Resistance in the CAN bus

Twisted pair wire for digital signals.

Resistance is the opposition or hindrance to the flow of electrons in a circuit. Connectors, switches, and wires all offer some resistance. For example, twisted pair wire typically contains 120 ohms of impedance, and the CAN bus has a 120-ohm resistor at each end. These resistors are often located inside two control modules to normalize voltage and prevent reflections from corrupting the data on the bus.

A simple automotive CAN bus.

Two 120-ohm resistors provide 60 ohms of resistance. This is because two 120 ohm resistors installed parallel between CAN HI and CAN LO have an equivalent resistance of half the value of either resistor or 60 ohms. Adding a third module with another 120-ohm resistor would modify the resistance on the bus to 40 ohms. Four 120-ohm resistors would result in 30 ohms.

A simple automotive CAN bus.
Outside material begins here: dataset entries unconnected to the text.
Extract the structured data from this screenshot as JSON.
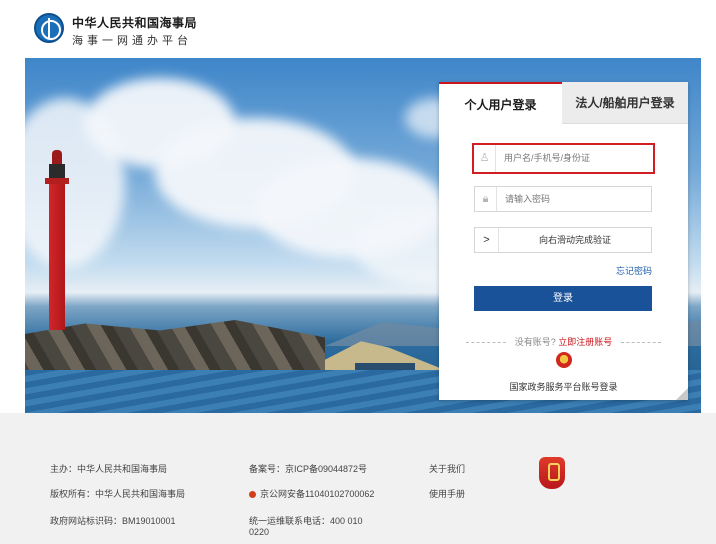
{
  "header": {
    "org_name": "中华人民共和国海事局",
    "subtitle": "海事一网通办平台"
  },
  "login": {
    "tab_personal": "个人用户登录",
    "tab_corporate": "法人/船舶用户登录",
    "username_placeholder": "用户名/手机号/身份证",
    "password_placeholder": "请输入密码",
    "slider_handle": ">",
    "slider_text": "向右滑动完成验证",
    "forgot_password": "忘记密码",
    "login_button": "登录",
    "no_account": "没有账号?",
    "register": "立即注册账号",
    "gov_login": "国家政务服务平台账号登录"
  },
  "footer": {
    "sponsor": "主办：中华人民共和国海事局",
    "copyright": "版权所有：中华人民共和国海事局",
    "site_id": "政府网站标识码：BM19010001",
    "icp": "备案号：京ICP备09044872号",
    "police": "京公网安备11040102700062",
    "hotline_line1": "统一运维联系电话：400 010",
    "hotline_line2": "0220",
    "about": "关于我们",
    "manual": "使用手册"
  }
}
All modules must be powered down or the vehicle's battery disconnected to measure resistance in the CAN bus circuit. The resistance between the CAN HI and CAN LO pins on the connector of the control module containing the resistor will measure 120 ohms. In addition, some vehicles have a gateway.

A simple automotive CAN bus with a gateway.

In the example above, the DLC and both networks connect to a gateway. Check the manual to locate these connections. Measurements on a CAN bus with a gateway must be measured in another place, like an easy-to-access control module or the CAN HI and CAN LO connection to the network on the gateway.

CAN HI and CAN LO waveforms.

The resistance between the CAN HI and CAN LO pins and ground on the DLC should be infinity or megaohms. When there is no action on either CAN line, the voltage is around 2.5 Vdc. If CAN HI shorts to CAN LO, the voltage will remain around 2.5 Vdc on both lines. When a module sends a message, the CAN HI line (Yellow) increases above 2.5 Vdc, and CAN LO (Green) decreases below 2.5 Vdc. When compared, high and low CAN bus waveforms mirror each other.